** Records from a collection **
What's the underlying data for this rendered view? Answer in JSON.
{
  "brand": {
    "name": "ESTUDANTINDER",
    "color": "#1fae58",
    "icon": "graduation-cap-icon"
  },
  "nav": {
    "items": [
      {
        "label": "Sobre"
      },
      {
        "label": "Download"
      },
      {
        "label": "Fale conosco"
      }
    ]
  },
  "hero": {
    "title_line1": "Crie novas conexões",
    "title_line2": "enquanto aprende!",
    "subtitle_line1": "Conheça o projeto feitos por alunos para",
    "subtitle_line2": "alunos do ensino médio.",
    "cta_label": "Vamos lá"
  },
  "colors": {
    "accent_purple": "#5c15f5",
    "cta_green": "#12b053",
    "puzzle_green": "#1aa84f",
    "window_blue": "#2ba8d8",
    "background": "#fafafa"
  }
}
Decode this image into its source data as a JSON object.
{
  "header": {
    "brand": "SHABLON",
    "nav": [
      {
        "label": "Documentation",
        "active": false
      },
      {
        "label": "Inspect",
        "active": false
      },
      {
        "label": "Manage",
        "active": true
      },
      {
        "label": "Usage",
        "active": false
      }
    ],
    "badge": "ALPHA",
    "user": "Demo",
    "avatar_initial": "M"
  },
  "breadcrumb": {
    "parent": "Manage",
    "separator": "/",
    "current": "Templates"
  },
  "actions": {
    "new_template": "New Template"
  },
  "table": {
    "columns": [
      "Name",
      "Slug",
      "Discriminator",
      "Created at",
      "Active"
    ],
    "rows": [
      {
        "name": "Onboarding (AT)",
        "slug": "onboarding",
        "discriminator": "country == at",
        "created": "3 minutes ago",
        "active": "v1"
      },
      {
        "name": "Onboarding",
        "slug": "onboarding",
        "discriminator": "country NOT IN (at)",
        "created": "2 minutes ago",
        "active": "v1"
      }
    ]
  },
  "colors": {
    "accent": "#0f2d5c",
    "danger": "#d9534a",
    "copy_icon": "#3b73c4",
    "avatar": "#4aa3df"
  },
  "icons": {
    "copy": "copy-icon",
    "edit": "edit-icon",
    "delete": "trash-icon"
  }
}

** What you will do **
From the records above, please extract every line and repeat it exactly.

** Problem solution **
What's the underlying data for this rendered view? Answer in JSON.
{
  "brand": {
    "name": "ESTUDANTINDER",
    "color": "#1fae58",
    "icon": "graduation-cap-icon"
  },
  "nav": {
    "items": [
      {
        "label": "Sobre"
      },
      {
        "label": "Download"
      },
      {
        "label": "Fale conosco"
      }
    ]
  },
  "hero": {
    "title_line1": "Crie novas conexões",
    "title_line2": "enquanto aprende!",
    "subtitle_line1": "Conheça o projeto feitos por alunos para",
    "subtitle_line2": "alunos do ensino médio.",
    "cta_label": "Vamos lá"
  },
  "colors": {
    "accent_purple": "#5c15f5",
    "cta_green": "#12b053",
    "puzzle_green": "#1aa84f",
    "window_blue": "#2ba8d8",
    "background": "#fafafa"
  }
}
Decode this image into its source data as a JSON object.
{
  "header": {
    "brand": "SHABLON",
    "nav": [
      {
        "label": "Documentation",
        "active": false
      },
      {
        "label": "Inspect",
        "active": false
      },
      {
        "label": "Manage",
        "active": true
      },
      {
        "label": "Usage",
        "active": false
      }
    ],
    "badge": "ALPHA",
    "user": "Demo",
    "avatar_initial": "M"
  },
  "breadcrumb": {
    "parent": "Manage",
    "separator": "/",
    "current": "Templates"
  },
  "actions": {
    "new_template": "New Template"
  },
  "table": {
    "columns": [
      "Name",
      "Slug",
      "Discriminator",
      "Created at",
      "Active"
    ],
    "rows": [
      {
        "name": "Onboarding (AT)",
        "slug": "onboarding",
        "discriminator": "country == at",
        "created": "3 minutes ago",
        "active": "v1"
      },
      {
        "name": "Onboarding",
        "slug": "onboarding",
        "discriminator": "country NOT IN (at)",
        "created": "2 minutes ago",
        "active": "v1"
      }
    ]
  },
  "colors": {
    "accent": "#0f2d5c",
    "danger": "#d9534a",
    "copy_icon": "#3b73c4",
    "avatar": "#4aa3df"
  },
  "icons": {
    "copy": "copy-icon",
    "edit": "edit-icon",
    "delete": "trash-icon"
  }
}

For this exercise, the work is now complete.